● **Work task**: Find every line below with "Original" in it and give only how many there are.

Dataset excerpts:

════════

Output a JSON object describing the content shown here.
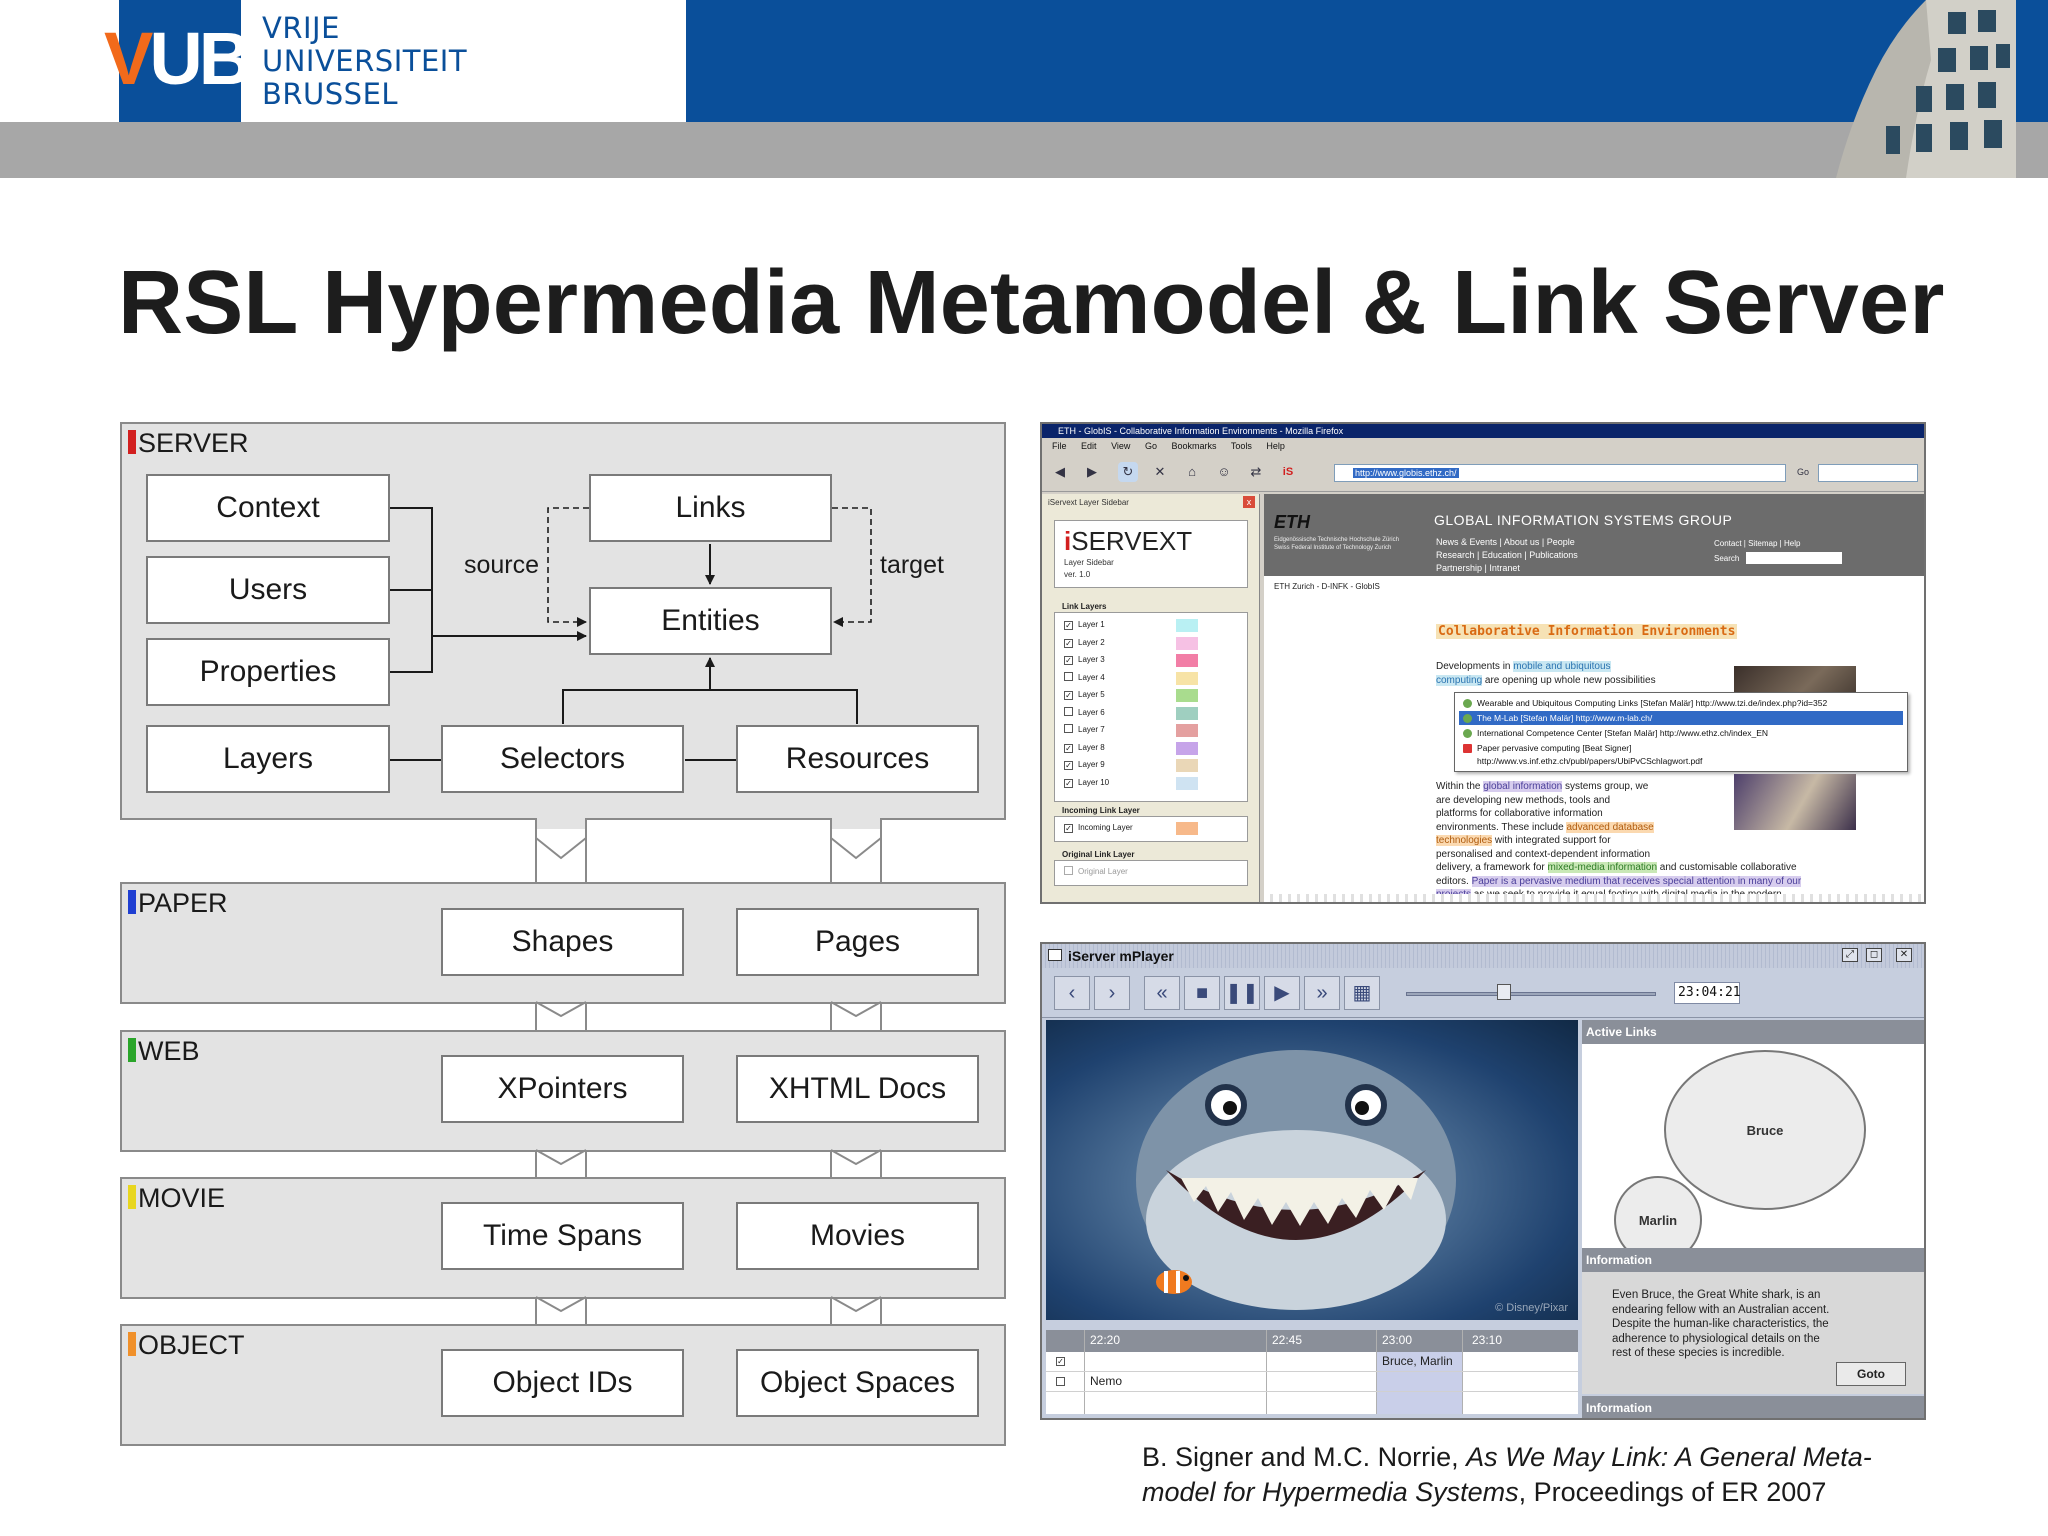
{
  "header": {
    "logo_mark": "VUB",
    "logo_lines": [
      "VRIJE",
      "UNIVERSITEIT",
      "BRUSSEL"
    ],
    "colors": {
      "blue": "#0a4f9a",
      "gray_band": "#a7a7a7",
      "orange": "#f26a1b"
    }
  },
  "title": "RSL Hypermedia Metamodel & Link Server",
  "diagram": {
    "layers": [
      {
        "name": "SERVER",
        "i_color": "#d21f1f"
      },
      {
        "name": "PAPER",
        "i_color": "#1f3fd2"
      },
      {
        "name": "WEB",
        "i_color": "#2aa52a"
      },
      {
        "name": "MOVIE",
        "i_color": "#e8d61f"
      },
      {
        "name": "OBJECT",
        "i_color": "#f0902a"
      }
    ],
    "server_boxes": [
      "Context",
      "Users",
      "Properties",
      "Layers",
      "Links",
      "Entities",
      "Selectors",
      "Resources"
    ],
    "edge_labels": {
      "source": "source",
      "target": "target"
    },
    "paper": [
      "Shapes",
      "Pages"
    ],
    "web": [
      "XPointers",
      "XHTML Docs"
    ],
    "movie": [
      "Time Spans",
      "Movies"
    ],
    "object": [
      "Object IDs",
      "Object Spaces"
    ]
  },
  "browser": {
    "window_title": "ETH - GlobIS - Collaborative Information Environments - Mozilla Firefox",
    "menu": [
      "File",
      "Edit",
      "View",
      "Go",
      "Bookmarks",
      "Tools",
      "Help"
    ],
    "url": "http://www.globis.ethz.ch/",
    "go_label": "Go",
    "sidebar": {
      "title": "iServext Layer Sidebar",
      "brand": "SERVEXT",
      "sub1": "Layer Sidebar",
      "sub2": "ver. 1.0",
      "link_layers_label": "Link Layers",
      "layers": [
        {
          "label": "Layer 1",
          "checked": "✓",
          "color": "#b9f0f3"
        },
        {
          "label": "Layer 2",
          "checked": "✓",
          "color": "#f6c1e4"
        },
        {
          "label": "Layer 3",
          "checked": "✓",
          "color": "#f27ea6"
        },
        {
          "label": "Layer 4",
          "checked": "",
          "color": "#f7e3a6"
        },
        {
          "label": "Layer 5",
          "checked": "✓",
          "color": "#a9dc8e"
        },
        {
          "label": "Layer 6",
          "checked": "",
          "color": "#9fcfc0"
        },
        {
          "label": "Layer 7",
          "checked": "",
          "color": "#e4a0a0"
        },
        {
          "label": "Layer 8",
          "checked": "✓",
          "color": "#c6a4e9"
        },
        {
          "label": "Layer 9",
          "checked": "✓",
          "color": "#ead7b7"
        },
        {
          "label": "Layer 10",
          "checked": "✓",
          "color": "#cfe3f2"
        }
      ],
      "incoming_label": "Incoming Link Layer",
      "incoming_item": "Incoming Layer",
      "incoming_color": "#f7b98a",
      "original_label": "Original Link Layer",
      "original_item": "Original Layer"
    },
    "page": {
      "eth_logo": "ETH",
      "eth_small": [
        "Eidgenössische Technische Hochschule Zürich",
        "Swiss Federal Institute of Technology Zurich"
      ],
      "group_title": "GLOBAL INFORMATION SYSTEMS GROUP",
      "nav": [
        "News & Events | About us | People",
        "Research | Education | Publications",
        "Partnership | Intranet"
      ],
      "right_nav": [
        "Contact | Sitemap | Help",
        "Search"
      ],
      "breadcrumb": "ETH Zurich - D-INFK - GlobIS",
      "heading": "Collaborative Information Environments",
      "para1": {
        "a": "Developments in ",
        "b": "mobile and ubiquitous",
        "c": "computing",
        "d": " are opening up whole new possibilities"
      },
      "popup": [
        "Wearable and Ubiquitous Computing Links [Stefan Malär] http://www.tzi.de/index.php?id=352",
        "The M-Lab [Stefan Malär] http://www.m-lab.ch/",
        "International Competence Center [Stefan Malär] http://www.ethz.ch/index_EN",
        "Paper pervasive computing [Beat Signer]",
        "http://www.vs.inf.ethz.ch/publ/papers/UbiPvCSchlagwort.pdf"
      ],
      "para2": [
        [
          "Within the ",
          "global information",
          " systems group, we"
        ],
        [
          "are developing new methods, tools and",
          "",
          ""
        ],
        [
          "platforms for collaborative information",
          "",
          ""
        ],
        [
          "environments. These include ",
          "advanced database",
          ""
        ],
        [
          "technologies",
          " with integrated support for",
          ""
        ],
        [
          "personalised and context-dependent information",
          "",
          ""
        ],
        [
          "delivery, a framework for ",
          "mixed-media information",
          " and customisable collaborative"
        ],
        [
          "editors. ",
          "Paper is a pervasive medium that receives special attention in many of our",
          ""
        ],
        [
          "projects",
          " as we seek to provide it equal footing with digital media in the modern",
          ""
        ]
      ]
    }
  },
  "player": {
    "title": "iServer mPlayer",
    "time": "23:04:21",
    "slider_fraction": 0.39,
    "active_links_label": "Active Links",
    "links": [
      "Bruce",
      "Marlin"
    ],
    "info_label": "Information",
    "info_text": [
      "Even Bruce, the Great White shark, is an",
      "endearing fellow with an Australian accent.",
      "Despite the human-like characteristics, the",
      "adherence to physiological details on the",
      "rest of these species is incredible."
    ],
    "goto_label": "Goto",
    "info2_label": "Information",
    "copyright": "© Disney/Pixar",
    "timeline_ticks": [
      "22:20",
      "22:45",
      "23:00",
      "23:10"
    ],
    "timeline_rows": [
      {
        "check": "✓",
        "label": "",
        "clip": "Bruce, Marlin"
      },
      {
        "check": "",
        "label": "Nemo",
        "clip": ""
      }
    ]
  },
  "citation": {
    "authors": "B. Signer and M.C. Norrie, ",
    "title_line1": "As We May Link: A General Meta-",
    "title_line2": "model for Hypermedia Systems",
    "venue": ", Proceedings of ER 2007"
  }
}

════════

● **Solution for this problem**: 2